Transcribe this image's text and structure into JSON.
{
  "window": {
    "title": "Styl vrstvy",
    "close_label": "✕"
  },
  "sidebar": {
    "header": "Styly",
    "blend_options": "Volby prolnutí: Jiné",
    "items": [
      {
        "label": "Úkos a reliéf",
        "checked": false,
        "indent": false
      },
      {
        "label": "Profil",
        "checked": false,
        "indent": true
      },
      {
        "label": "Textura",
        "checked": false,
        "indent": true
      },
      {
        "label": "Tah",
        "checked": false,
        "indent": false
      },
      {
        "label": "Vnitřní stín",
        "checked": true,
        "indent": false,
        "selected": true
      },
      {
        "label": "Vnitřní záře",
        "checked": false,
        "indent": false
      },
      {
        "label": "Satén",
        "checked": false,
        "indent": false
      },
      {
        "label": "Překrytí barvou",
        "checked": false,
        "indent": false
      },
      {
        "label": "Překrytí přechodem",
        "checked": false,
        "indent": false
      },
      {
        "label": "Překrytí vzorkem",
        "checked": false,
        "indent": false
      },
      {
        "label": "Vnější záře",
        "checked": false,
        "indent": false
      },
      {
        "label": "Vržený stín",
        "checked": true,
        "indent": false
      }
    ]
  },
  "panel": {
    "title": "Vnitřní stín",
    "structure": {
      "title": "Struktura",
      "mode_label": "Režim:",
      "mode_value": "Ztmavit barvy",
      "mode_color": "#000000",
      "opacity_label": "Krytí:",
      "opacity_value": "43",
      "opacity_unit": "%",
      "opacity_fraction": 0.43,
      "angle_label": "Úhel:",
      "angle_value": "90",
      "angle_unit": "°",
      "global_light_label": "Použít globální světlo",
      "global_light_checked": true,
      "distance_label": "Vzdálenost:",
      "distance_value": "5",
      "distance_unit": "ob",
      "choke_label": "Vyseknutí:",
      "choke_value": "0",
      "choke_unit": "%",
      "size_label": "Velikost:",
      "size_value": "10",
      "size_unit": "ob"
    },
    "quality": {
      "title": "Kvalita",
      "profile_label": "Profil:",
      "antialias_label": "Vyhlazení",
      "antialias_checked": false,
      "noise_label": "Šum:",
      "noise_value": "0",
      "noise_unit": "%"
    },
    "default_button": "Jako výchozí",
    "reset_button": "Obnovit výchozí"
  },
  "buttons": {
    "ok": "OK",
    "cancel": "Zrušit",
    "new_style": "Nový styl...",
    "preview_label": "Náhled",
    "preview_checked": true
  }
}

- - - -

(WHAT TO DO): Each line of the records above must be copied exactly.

(SOLUTION FOR THIS PROBLEM):
Transcribe this image's text and structure into JSON.
{
  "window": {
    "title": "Styl vrstvy",
    "close_label": "✕"
  },
  "sidebar": {
    "header": "Styly",
    "blend_options": "Volby prolnutí: Jiné",
    "items": [
      {
        "label": "Úkos a reliéf",
        "checked": false,
        "indent": false
      },
      {
        "label": "Profil",
        "checked": false,
        "indent": true
      },
      {
        "label": "Textura",
        "checked": false,
        "indent": true
      },
      {
        "label": "Tah",
        "checked": false,
        "indent": false
      },
      {
        "label": "Vnitřní stín",
        "checked": true,
        "indent": false,
        "selected": true
      },
      {
        "label": "Vnitřní záře",
        "checked": false,
        "indent": false
      },
      {
        "label": "Satén",
        "checked": false,
        "indent": false
      },
      {
        "label": "Překrytí barvou",
        "checked": false,
        "indent": false
      },
      {
        "label": "Překrytí přechodem",
        "checked": false,
        "indent": false
      },
      {
        "label": "Překrytí vzorkem",
        "checked": false,
        "indent": false
      },
      {
        "label": "Vnější záře",
        "checked": false,
        "indent": false
      },
      {
        "label": "Vržený stín",
        "checked": true,
        "indent": false
      }
    ]
  },
  "panel": {
    "title": "Vnitřní stín",
    "structure": {
      "title": "Struktura",
      "mode_label": "Režim:",
      "mode_value": "Ztmavit barvy",
      "mode_color": "#000000",
      "opacity_label": "Krytí:",
      "opacity_value": "43",
      "opacity_unit": "%",
      "opacity_fraction": 0.43,
      "angle_label": "Úhel:",
      "angle_value": "90",
      "angle_unit": "°",
      "global_light_label": "Použít globální světlo",
      "global_light_checked": true,
      "distance_label": "Vzdálenost:",
      "distance_value": "5",
      "distance_unit": "ob",
      "choke_label": "Vyseknutí:",
      "choke_value": "0",
      "choke_unit": "%",
      "size_label": "Velikost:",
      "size_value": "10",
      "size_unit": "ob"
    },
    "quality": {
      "title": "Kvalita",
      "profile_label": "Profil:",
      "antialias_label": "Vyhlazení",
      "antialias_checked": false,
      "noise_label": "Šum:",
      "noise_value": "0",
      "noise_unit": "%"
    },
    "default_button": "Jako výchozí",
    "reset_button": "Obnovit výchozí"
  },
  "buttons": {
    "ok": "OK",
    "cancel": "Zrušit",
    "new_style": "Nový styl...",
    "preview_label": "Náhled",
    "preview_checked": true
  }
}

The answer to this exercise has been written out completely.